* _What is expected_: What follows is a set of entries. Repeat them exactly, but not their pictures.

* _Records_:
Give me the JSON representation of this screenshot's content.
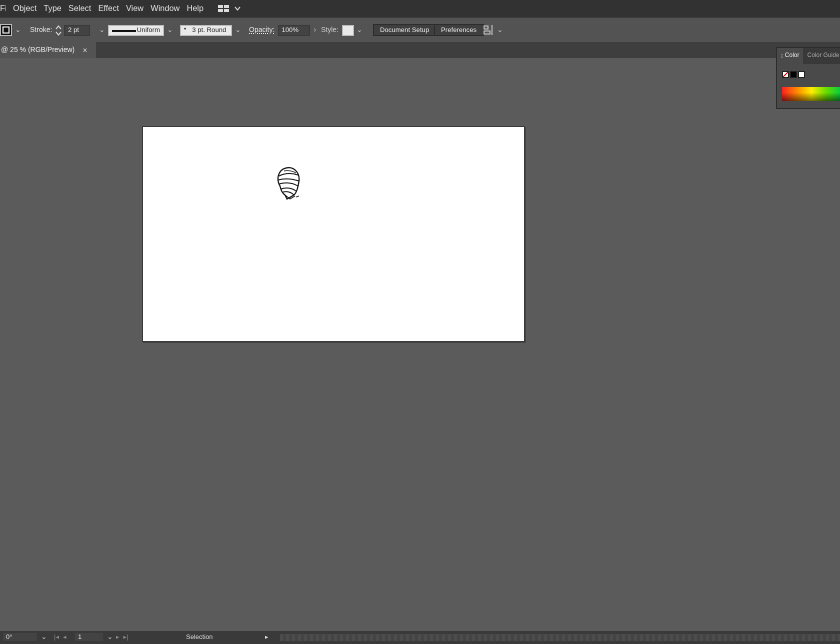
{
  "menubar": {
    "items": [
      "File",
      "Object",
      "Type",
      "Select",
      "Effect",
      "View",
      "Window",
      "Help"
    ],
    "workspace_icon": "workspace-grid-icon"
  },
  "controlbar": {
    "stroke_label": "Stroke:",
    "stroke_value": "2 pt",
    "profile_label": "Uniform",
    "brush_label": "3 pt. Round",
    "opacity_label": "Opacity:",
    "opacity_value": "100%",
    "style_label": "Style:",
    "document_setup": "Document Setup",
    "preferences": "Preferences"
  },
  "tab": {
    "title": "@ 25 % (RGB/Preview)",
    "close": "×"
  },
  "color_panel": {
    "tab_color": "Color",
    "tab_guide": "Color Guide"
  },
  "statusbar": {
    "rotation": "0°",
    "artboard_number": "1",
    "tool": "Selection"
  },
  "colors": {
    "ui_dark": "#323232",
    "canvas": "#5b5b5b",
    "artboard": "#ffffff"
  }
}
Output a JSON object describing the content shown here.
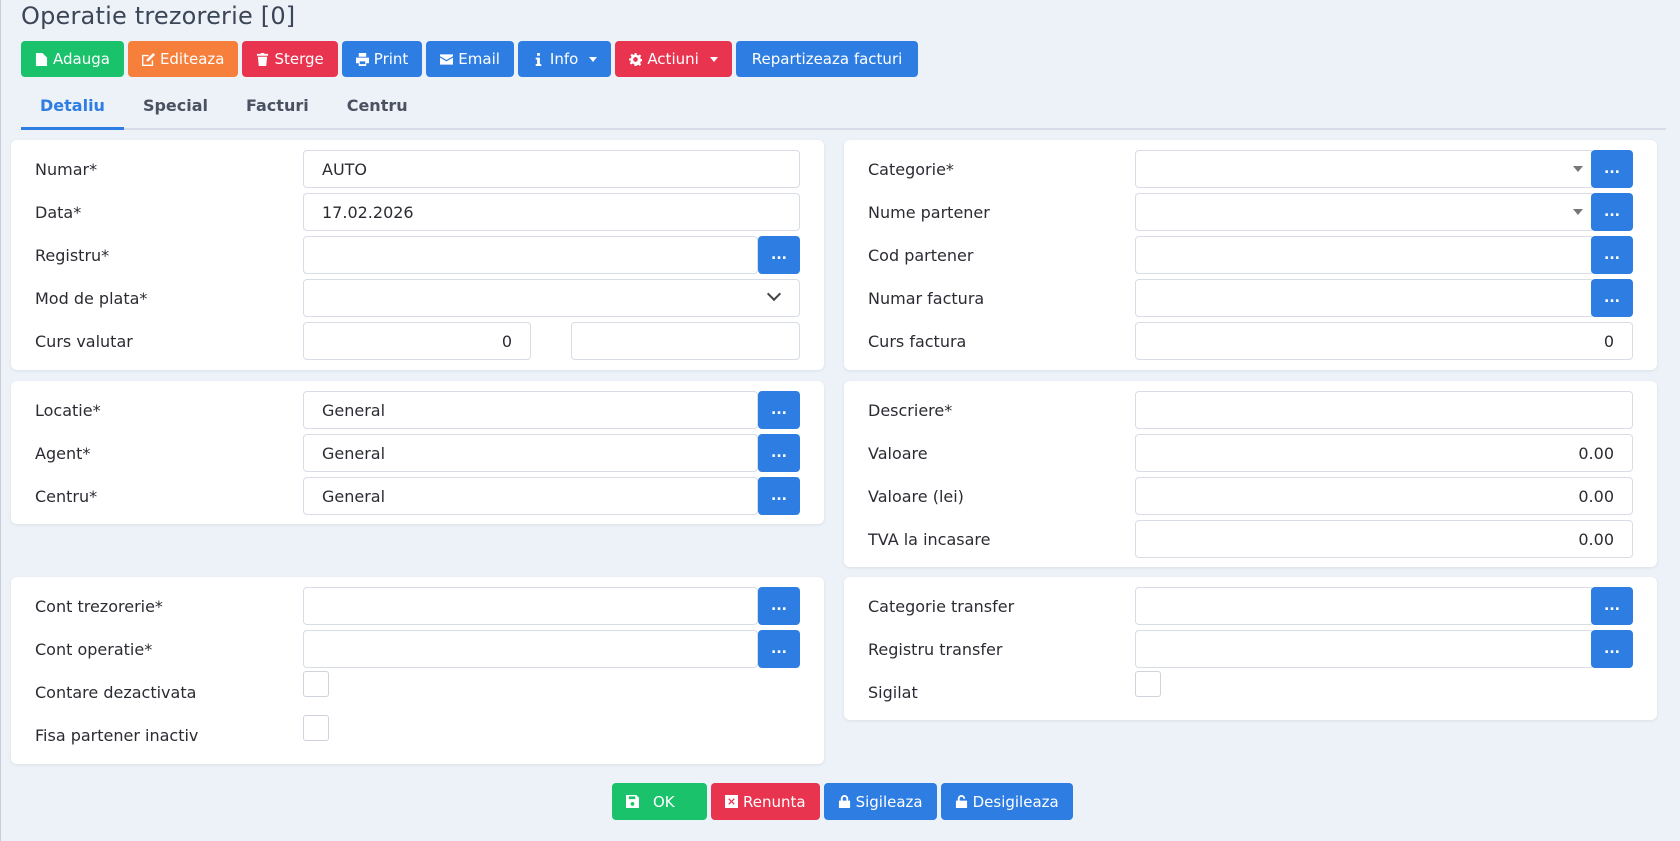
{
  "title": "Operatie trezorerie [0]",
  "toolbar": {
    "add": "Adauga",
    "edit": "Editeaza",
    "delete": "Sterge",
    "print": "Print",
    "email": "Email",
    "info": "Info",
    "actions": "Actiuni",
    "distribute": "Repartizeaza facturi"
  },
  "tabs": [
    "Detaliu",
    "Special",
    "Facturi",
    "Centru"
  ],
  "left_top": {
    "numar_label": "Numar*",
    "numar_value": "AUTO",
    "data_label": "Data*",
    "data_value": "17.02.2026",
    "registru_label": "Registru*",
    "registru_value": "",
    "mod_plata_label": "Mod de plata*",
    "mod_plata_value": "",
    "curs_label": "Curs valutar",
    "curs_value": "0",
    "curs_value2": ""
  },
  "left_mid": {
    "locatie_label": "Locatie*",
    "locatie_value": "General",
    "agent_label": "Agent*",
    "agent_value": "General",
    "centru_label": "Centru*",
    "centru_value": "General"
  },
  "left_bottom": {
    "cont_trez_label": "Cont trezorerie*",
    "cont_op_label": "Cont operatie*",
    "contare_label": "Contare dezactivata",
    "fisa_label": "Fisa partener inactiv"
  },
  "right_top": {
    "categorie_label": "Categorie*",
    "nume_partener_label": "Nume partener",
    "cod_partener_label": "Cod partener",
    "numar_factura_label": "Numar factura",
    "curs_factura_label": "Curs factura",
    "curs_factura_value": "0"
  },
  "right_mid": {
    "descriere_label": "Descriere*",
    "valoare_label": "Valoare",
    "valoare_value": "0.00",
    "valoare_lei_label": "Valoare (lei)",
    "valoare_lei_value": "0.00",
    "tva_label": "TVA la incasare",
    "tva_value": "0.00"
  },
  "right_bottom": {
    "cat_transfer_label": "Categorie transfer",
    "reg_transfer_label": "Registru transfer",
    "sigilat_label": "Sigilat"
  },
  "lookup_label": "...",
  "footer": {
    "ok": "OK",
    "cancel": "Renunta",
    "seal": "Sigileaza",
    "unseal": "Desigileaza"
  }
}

* _Task result_:
Give me the JSON representation of this screenshot's content.
{
  "menubar": {
    "items": [
      "File",
      "Object",
      "Type",
      "Select",
      "Effect",
      "View",
      "Window",
      "Help"
    ],
    "workspace_icon": "workspace-grid-icon"
  },
  "controlbar": {
    "stroke_label": "Stroke:",
    "stroke_value": "2 pt",
    "profile_label": "Uniform",
    "brush_label": "3 pt. Round",
    "opacity_label": "Opacity:",
    "opacity_value": "100%",
    "style_label": "Style:",
    "document_setup": "Document Setup",
    "preferences": "Preferences"
  },
  "tab": {
    "title": "@ 25 % (RGB/Preview)",
    "close": "×"
  },
  "color_panel": {
    "tab_color": "Color",
    "tab_guide": "Color Guide"
  },
  "statusbar": {
    "rotation": "0°",
    "artboard_number": "1",
    "tool": "Selection"
  },
  "colors": {
    "ui_dark": "#323232",
    "canvas": "#5b5b5b",
    "artboard": "#ffffff"
  }
}
Output a JSON object describing the content shown here.
{
  "title": "Operatie trezorerie [0]",
  "toolbar": {
    "add": "Adauga",
    "edit": "Editeaza",
    "delete": "Sterge",
    "print": "Print",
    "email": "Email",
    "info": "Info",
    "actions": "Actiuni",
    "distribute": "Repartizeaza facturi"
  },
  "tabs": [
    "Detaliu",
    "Special",
    "Facturi",
    "Centru"
  ],
  "left_top": {
    "numar_label": "Numar*",
    "numar_value": "AUTO",
    "data_label": "Data*",
    "data_value": "17.02.2026",
    "registru_label": "Registru*",
    "registru_value": "",
    "mod_plata_label": "Mod de plata*",
    "mod_plata_value": "",
    "curs_label": "Curs valutar",
    "curs_value": "0",
    "curs_value2": ""
  },
  "left_mid": {
    "locatie_label": "Locatie*",
    "locatie_value": "General",
    "agent_label": "Agent*",
    "agent_value": "General",
    "centru_label": "Centru*",
    "centru_value": "General"
  },
  "left_bottom": {
    "cont_trez_label": "Cont trezorerie*",
    "cont_op_label": "Cont operatie*",
    "contare_label": "Contare dezactivata",
    "fisa_label": "Fisa partener inactiv"
  },
  "right_top": {
    "categorie_label": "Categorie*",
    "nume_partener_label": "Nume partener",
    "cod_partener_label": "Cod partener",
    "numar_factura_label": "Numar factura",
    "curs_factura_label": "Curs factura",
    "curs_factura_value": "0"
  },
  "right_mid": {
    "descriere_label": "Descriere*",
    "valoare_label": "Valoare",
    "valoare_value": "0.00",
    "valoare_lei_label": "Valoare (lei)",
    "valoare_lei_value": "0.00",
    "tva_label": "TVA la incasare",
    "tva_value": "0.00"
  },
  "right_bottom": {
    "cat_transfer_label": "Categorie transfer",
    "reg_transfer_label": "Registru transfer",
    "sigilat_label": "Sigilat"
  },
  "lookup_label": "...",
  "footer": {
    "ok": "OK",
    "cancel": "Renunta",
    "seal": "Sigileaza",
    "unseal": "Desigileaza"
  }
}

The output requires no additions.